**WORK ORDER**
Entries follow. Return each line that contains the word "this".

**SUPPLIED RECORDS**
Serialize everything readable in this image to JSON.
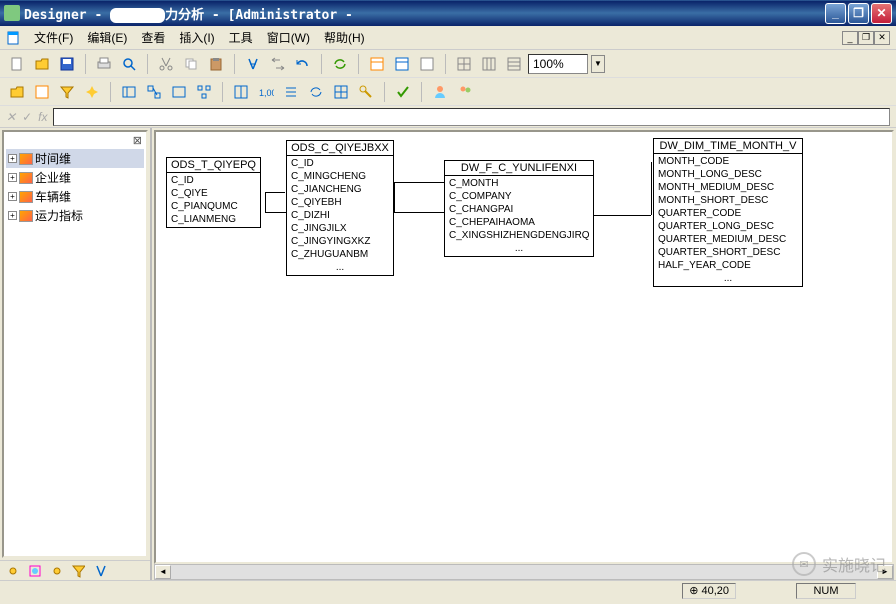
{
  "title": {
    "prefix": "Designer - ",
    "suffix": "力分析 - [Administrator -"
  },
  "menu": {
    "file": "文件(F)",
    "edit": "编辑(E)",
    "view": "查看",
    "insert": "插入(I)",
    "tool": "工具",
    "window": "窗口(W)",
    "help": "帮助(H)"
  },
  "zoom": "100%",
  "formula": {
    "x": "✕",
    "check": "✓",
    "fx": "fx"
  },
  "tree": {
    "items": [
      {
        "label": "时间维"
      },
      {
        "label": "企业维"
      },
      {
        "label": "车辆维"
      },
      {
        "label": "运力指标"
      }
    ]
  },
  "entities": {
    "e1": {
      "title": "ODS_T_QIYEPQ",
      "cols": [
        "C_ID",
        "C_QIYE",
        "C_PIANQUMC",
        "C_LIANMENG"
      ]
    },
    "e2": {
      "title": "ODS_C_QIYEJBXX",
      "cols": [
        "C_ID",
        "C_MINGCHENG",
        "C_JIANCHENG",
        "C_QIYEBH",
        "C_DIZHI",
        "C_JINGJILX",
        "C_JINGYINGXKZ",
        "C_ZHUGUANBM"
      ]
    },
    "e3": {
      "title": "DW_F_C_YUNLIFENXI",
      "cols": [
        "C_MONTH",
        "C_COMPANY",
        "C_CHANGPAI",
        "C_CHEPAIHAOMA",
        "C_XINGSHIZHENGDENGJIRQ"
      ]
    },
    "e4": {
      "title": "DW_DIM_TIME_MONTH_V",
      "cols": [
        "MONTH_CODE",
        "MONTH_LONG_DESC",
        "MONTH_MEDIUM_DESC",
        "MONTH_SHORT_DESC",
        "QUARTER_CODE",
        "QUARTER_LONG_DESC",
        "QUARTER_MEDIUM_DESC",
        "QUARTER_SHORT_DESC",
        "HALF_YEAR_CODE"
      ]
    }
  },
  "dots": "...",
  "status": {
    "coords": "40,20",
    "num": "NUM"
  },
  "watermark": "实施晓记"
}
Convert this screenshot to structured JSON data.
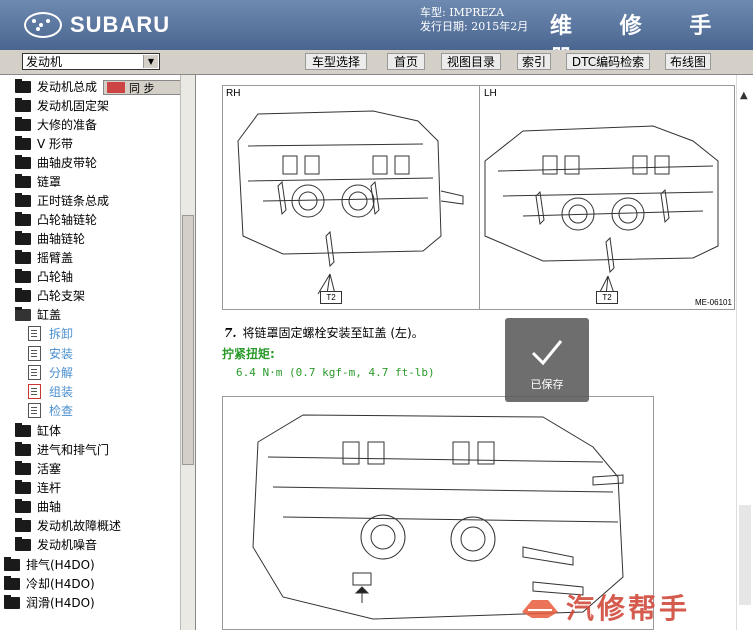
{
  "header": {
    "brand": "SUBARU",
    "car_model": "车型: IMPREZA",
    "issue_date": "发行日期: 2015年2月",
    "manual_title": "维 修 手 册"
  },
  "toolbar": {
    "section_select": "发动机",
    "buttons": [
      "车型选择",
      "首页",
      "视图目录",
      "索引",
      "DTC编码检索",
      "布线图"
    ]
  },
  "sidebar": {
    "nav_tab_label": "同  步",
    "items": [
      {
        "label": "发动机总成",
        "type": "folder"
      },
      {
        "label": "发动机固定架",
        "type": "folder"
      },
      {
        "label": "大修的准备",
        "type": "folder"
      },
      {
        "label": "V 形带",
        "type": "folder"
      },
      {
        "label": "曲轴皮带轮",
        "type": "folder"
      },
      {
        "label": "链罩",
        "type": "folder"
      },
      {
        "label": "正时链条总成",
        "type": "folder"
      },
      {
        "label": "凸轮轴链轮",
        "type": "folder"
      },
      {
        "label": "曲轴链轮",
        "type": "folder"
      },
      {
        "label": "摇臂盖",
        "type": "folder"
      },
      {
        "label": "凸轮轴",
        "type": "folder"
      },
      {
        "label": "凸轮支架",
        "type": "folder"
      },
      {
        "label": "缸盖",
        "type": "folder-open"
      },
      {
        "label": "拆卸",
        "type": "doc"
      },
      {
        "label": "安装",
        "type": "doc"
      },
      {
        "label": "分解",
        "type": "doc"
      },
      {
        "label": "组装",
        "type": "doc-active"
      },
      {
        "label": "检查",
        "type": "doc"
      },
      {
        "label": "缸体",
        "type": "folder"
      },
      {
        "label": "进气和排气门",
        "type": "folder"
      },
      {
        "label": "活塞",
        "type": "folder"
      },
      {
        "label": "连杆",
        "type": "folder"
      },
      {
        "label": "曲轴",
        "type": "folder"
      },
      {
        "label": "发动机故障概述",
        "type": "folder"
      },
      {
        "label": "发动机噪音",
        "type": "folder"
      },
      {
        "label": "排气(H4DO)",
        "type": "folder-root"
      },
      {
        "label": "冷却(H4DO)",
        "type": "folder-root"
      },
      {
        "label": "润滑(H4DO)",
        "type": "folder-root"
      }
    ]
  },
  "content": {
    "figure1": {
      "left_label": "RH",
      "right_label": "LH",
      "callout": "T2",
      "code": "ME-06101"
    },
    "step_number": "7.",
    "step_text": "将链罩固定螺栓安装至缸盖 (左)。",
    "torque_title": "拧紧扭矩:",
    "torque_value": "6.4 N·m (0.7 kgf-m, 4.7 ft-lb)"
  },
  "toast": {
    "label": "已保存"
  },
  "watermark": {
    "text": "汽修帮手"
  }
}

**COMPLETED TASK**
Serialize everything readable in this image to JSON.
Convert this screenshot to structured JSON data.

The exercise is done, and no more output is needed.